- What is the trajectory of the system given specified initial conditions? While these trajectories can be computed in theory, in practice they are often difficult to impossible to compute.
- What is the long term behavior of the system? What happens after a long time, i.e., as $t\to\infty$?
- Are there any initial conditions which lead to "special" trajectories? For instance, in example 1, if the ball is hit from the center of the table along a line perpendicular to a rail, then its trajectory will be
*periodic*, that is, it will repeat itself forever.

### Continuous time dynamical systems

The most classical examples of dynamical systems are continuous time dynamical systems coming from physics. The motion of a particle moving in space under some force is a standard system; the rules governing the system in this situation are Newton's laws of motion. Another common systems are the diffusion of heat through a material, which is determined by the heat equation, or the motion of particles in a fluid, which is determined by a flow.

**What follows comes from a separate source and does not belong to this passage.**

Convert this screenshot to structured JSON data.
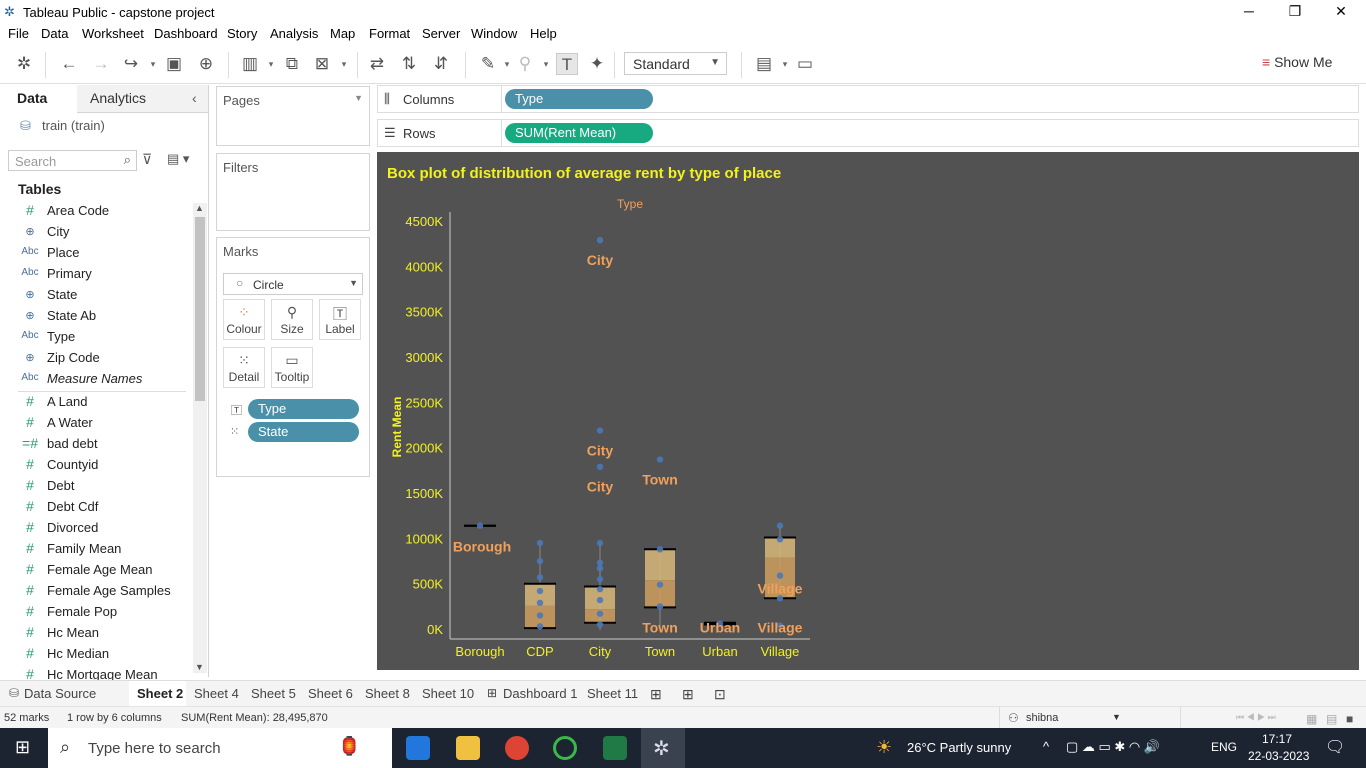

In each of these, as in most continuous time dynamical systems, the rules governing the system are a system of differential equations. Because of this, there is a great deal of overlap between the study dynamical systems and differential equations. Questions about the asymptotic behavior of solutions of differential equations very often fall under the heading of dynamical systems.

### Discrete time dynamical systems

A discrete time dynamical system is given by a function $f\colon X\to X$, where $X$ is a set. In this generality, such a system is hard to study. Usually one imposes more structure:

- If $X$ is a topological space and $f$ is continuous, it is called a
*topological dynamical system.* - If $X$ is a manifold and $f$ is smooth, is it called a
*smooth dynamical system.* - If $X$ is a complex manifold and $f$ is holomorphic, it is called a
*complex dynamical system.* - If $X$ is a measure space and $f$ is measurable, it is called a
*measurable dynamical system.*

Each of these types of dynamical systems has a rich theory behind it.

### Chaos and ergodic theory

The most interesting dynamical systems are those that exhibit *chaotic behavior.* For instance, in example 1, suppose one hits the ball from the center of the table in a certain direction, and on another table one hits the ball from the center of the table in a slightly different direction. Then, after a long period of time, the trajectories of the two balls will diverge and be very different. Thus a slight change in initial conditions (direction the ball is hit) results in very different behavior of the two systems. Such extreme sensitivity to initial conditions is referred to as chaotic behavior.

Systems which exhibit chaotic behavior, while interesting, are often more difficult to study. A common method for approaching such systems is to use statistical and probabilistic methods. In example 1, for instance, instead of asking where the ball is at some very large time $t$ (which could be difficult to compute), one could ask where the ball is most likely to be at time $t$. Such questions are usually easier to approach, and fall under the heading of *ergodic theory.*